A resolution from the Canadian Federation stating that each BPW Club must write a history of its club led to the eventual writing of the history of the Toronto BPW Club “With A Sense of Purpose” by Leona Kirkwood, giving the club history from 1910 to 1970. Ethel Smith had done a previous history for the years 1911 to 1961. The title “A Sense of Purpose” was the brainchild of Nazla Dane.

At the sixtieth anniversary dinner Ethel Smith and Mary Lean

It was decided at Council (of BPW Clubs of Metro Toronto) to have a Speaking Club in 1976 headed by Henrietta Green with a maximum of twenty members joining for two years to absorb all the lessons. Joyce Lock was named Chairman of Council that year.

sixtieth anniversary dinner

The Toronto BPW Club requests the pleasure of your company at its Sixtieth Anniversary 1970

Requests had been received from Derby, England; Nice, France; South Africa and Guiana suggesting twinning with the Toronto Club. It was decided to form an International Committee in 1977 to correspond with other BPW Clubs and help entertain visiting members.

BPW club members from New Zealand being entertained by a group of Toronto club members

In 1980 the Interaction Committee arranged outings to a dinner theatre, a card party, cross country skiing with lunch afterwards, and an evening at the “Christmas Star” programme at the Planetarium.

And so we go on into the eighties, meeting the aims and objectives of improving the status and promoting the interests of business and professional women, fostering the spirit of friendship among the membership and supporting the Provincial, National and International organizations. The spirit lives.

The Eighties – The time of the seminar:
“Coping in the eighties”
“Quality of life in the eighties”
“Women challenging the eighties”
“Where are we going in the eighties”

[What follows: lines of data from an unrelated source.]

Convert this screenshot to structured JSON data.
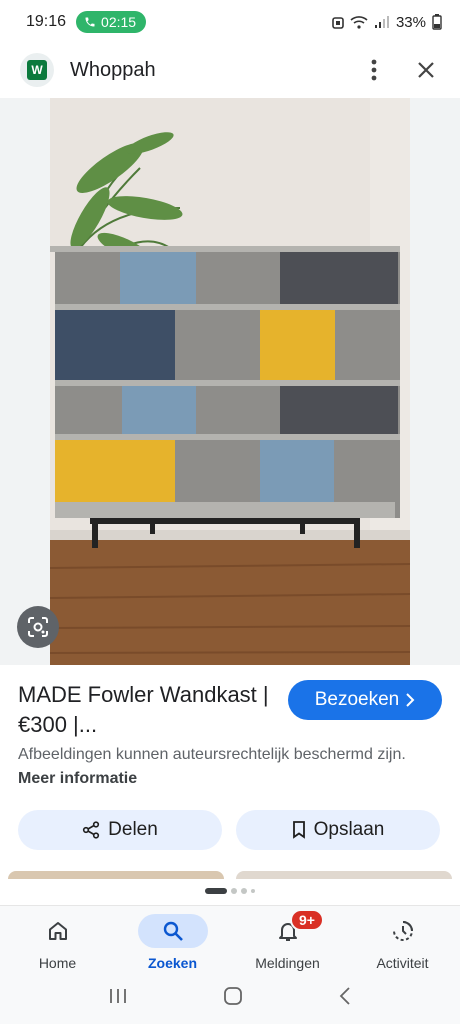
{
  "status": {
    "time": "19:16",
    "call_timer": "02:15",
    "battery": "33%"
  },
  "app": {
    "title": "Whoppah",
    "logo_letter": "W"
  },
  "result": {
    "title": "MADE Fowler Wandkast | €300 |...",
    "visit_label": "Bezoeken",
    "copyright_text": "Afbeeldingen kunnen auteursrechtelijk beschermd zijn.",
    "more_info": "Meer informatie",
    "share_label": "Delen",
    "save_label": "Opslaan"
  },
  "bottom_nav": {
    "items": [
      {
        "label": "Home",
        "icon": "home-icon"
      },
      {
        "label": "Zoeken",
        "icon": "search-icon",
        "active": true
      },
      {
        "label": "Meldingen",
        "icon": "bell-icon",
        "badge": "9+"
      },
      {
        "label": "Activiteit",
        "icon": "activity-icon"
      }
    ]
  },
  "colors": {
    "accent": "#1a73e8",
    "chip_bg": "#e8f0fe",
    "call_green": "#2fb56a",
    "badge_red": "#d93025"
  }
}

The Eighties – The time for networking:
On October 25th 1980 Karen Fraser spoke on “Networking” at the District No. 4 meeting. She was compiling a “Women‟s Directory” and wanted the Toronto clubs to be listed. In 1982 we published our first club networking directory and in 1983 the other BPW Clubs in the area joined us in our second publication.

The Eighties – The time for television as the medium for the message:
In August 1980 Pauline Green was co-host on TV's “Street Talk” asking the question, “Do women who complain of job discrimination run the risk of losing their jobs?” In 1982 President Sheila Haslam appeared on a thirty minute interview programme to talk about the club.

The spirit lives on...

The spirit lives on...